_TASK ITEM_. Give back the full data character for character.

[Stored data entries]
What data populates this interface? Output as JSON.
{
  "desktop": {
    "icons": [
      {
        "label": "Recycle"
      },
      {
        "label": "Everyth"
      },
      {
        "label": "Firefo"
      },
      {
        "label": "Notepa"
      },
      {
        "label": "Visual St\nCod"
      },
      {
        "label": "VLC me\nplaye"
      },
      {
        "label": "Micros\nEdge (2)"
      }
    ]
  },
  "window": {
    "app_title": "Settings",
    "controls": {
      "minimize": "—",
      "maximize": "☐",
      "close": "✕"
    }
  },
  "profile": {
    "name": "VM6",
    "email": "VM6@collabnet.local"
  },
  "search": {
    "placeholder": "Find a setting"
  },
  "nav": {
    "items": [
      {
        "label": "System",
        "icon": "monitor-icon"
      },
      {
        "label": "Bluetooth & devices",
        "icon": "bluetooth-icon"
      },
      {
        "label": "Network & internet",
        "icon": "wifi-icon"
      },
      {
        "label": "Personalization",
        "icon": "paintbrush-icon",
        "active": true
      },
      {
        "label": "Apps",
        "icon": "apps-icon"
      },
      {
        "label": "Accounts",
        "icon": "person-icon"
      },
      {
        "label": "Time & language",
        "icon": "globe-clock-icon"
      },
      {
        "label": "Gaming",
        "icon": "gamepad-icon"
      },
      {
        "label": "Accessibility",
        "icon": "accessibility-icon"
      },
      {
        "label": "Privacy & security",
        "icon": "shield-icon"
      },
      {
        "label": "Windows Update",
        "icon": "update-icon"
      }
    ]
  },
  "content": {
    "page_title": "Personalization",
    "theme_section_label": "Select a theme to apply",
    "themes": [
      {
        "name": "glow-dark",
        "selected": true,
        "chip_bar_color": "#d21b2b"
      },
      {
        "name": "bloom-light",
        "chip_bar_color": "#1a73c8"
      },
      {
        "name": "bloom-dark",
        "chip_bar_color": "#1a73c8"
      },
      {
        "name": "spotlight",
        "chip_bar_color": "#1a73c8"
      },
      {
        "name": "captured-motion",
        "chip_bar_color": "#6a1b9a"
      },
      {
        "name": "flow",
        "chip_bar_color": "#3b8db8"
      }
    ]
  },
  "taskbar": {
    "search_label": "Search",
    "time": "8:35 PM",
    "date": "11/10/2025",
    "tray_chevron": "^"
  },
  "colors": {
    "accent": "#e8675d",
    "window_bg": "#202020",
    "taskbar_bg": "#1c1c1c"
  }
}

_ANSWER SPACE_.
What data populates this interface? Output as JSON.
{
  "desktop": {
    "icons": [
      {
        "label": "Recycle"
      },
      {
        "label": "Everyth"
      },
      {
        "label": "Firefo"
      },
      {
        "label": "Notepa"
      },
      {
        "label": "Visual St\nCod"
      },
      {
        "label": "VLC me\nplaye"
      },
      {
        "label": "Micros\nEdge (2)"
      }
    ]
  },
  "window": {
    "app_title": "Settings",
    "controls": {
      "minimize": "—",
      "maximize": "☐",
      "close": "✕"
    }
  },
  "profile": {
    "name": "VM6",
    "email": "VM6@collabnet.local"
  },
  "search": {
    "placeholder": "Find a setting"
  },
  "nav": {
    "items": [
      {
        "label": "System",
        "icon": "monitor-icon"
      },
      {
        "label": "Bluetooth & devices",
        "icon": "bluetooth-icon"
      },
      {
        "label": "Network & internet",
        "icon": "wifi-icon"
      },
      {
        "label": "Personalization",
        "icon": "paintbrush-icon",
        "active": true
      },
      {
        "label": "Apps",
        "icon": "apps-icon"
      },
      {
        "label": "Accounts",
        "icon": "person-icon"
      },
      {
        "label": "Time & language",
        "icon": "globe-clock-icon"
      },
      {
        "label": "Gaming",
        "icon": "gamepad-icon"
      },
      {
        "label": "Accessibility",
        "icon": "accessibility-icon"
      },
      {
        "label": "Privacy & security",
        "icon": "shield-icon"
      },
      {
        "label": "Windows Update",
        "icon": "update-icon"
      }
    ]
  },
  "content": {
    "page_title": "Personalization",
    "theme_section_label": "Select a theme to apply",
    "themes": [
      {
        "name": "glow-dark",
        "selected": true,
        "chip_bar_color": "#d21b2b"
      },
      {
        "name": "bloom-light",
        "chip_bar_color": "#1a73c8"
      },
      {
        "name": "bloom-dark",
        "chip_bar_color": "#1a73c8"
      },
      {
        "name": "spotlight",
        "chip_bar_color": "#1a73c8"
      },
      {
        "name": "captured-motion",
        "chip_bar_color": "#6a1b9a"
      },
      {
        "name": "flow",
        "chip_bar_color": "#3b8db8"
      }
    ]
  },
  "taskbar": {
    "search_label": "Search",
    "time": "8:35 PM",
    "date": "11/10/2025",
    "tray_chevron": "^"
  },
  "colors": {
    "accent": "#e8675d",
    "window_bg": "#202020",
    "taskbar_bg": "#1c1c1c"
  }
}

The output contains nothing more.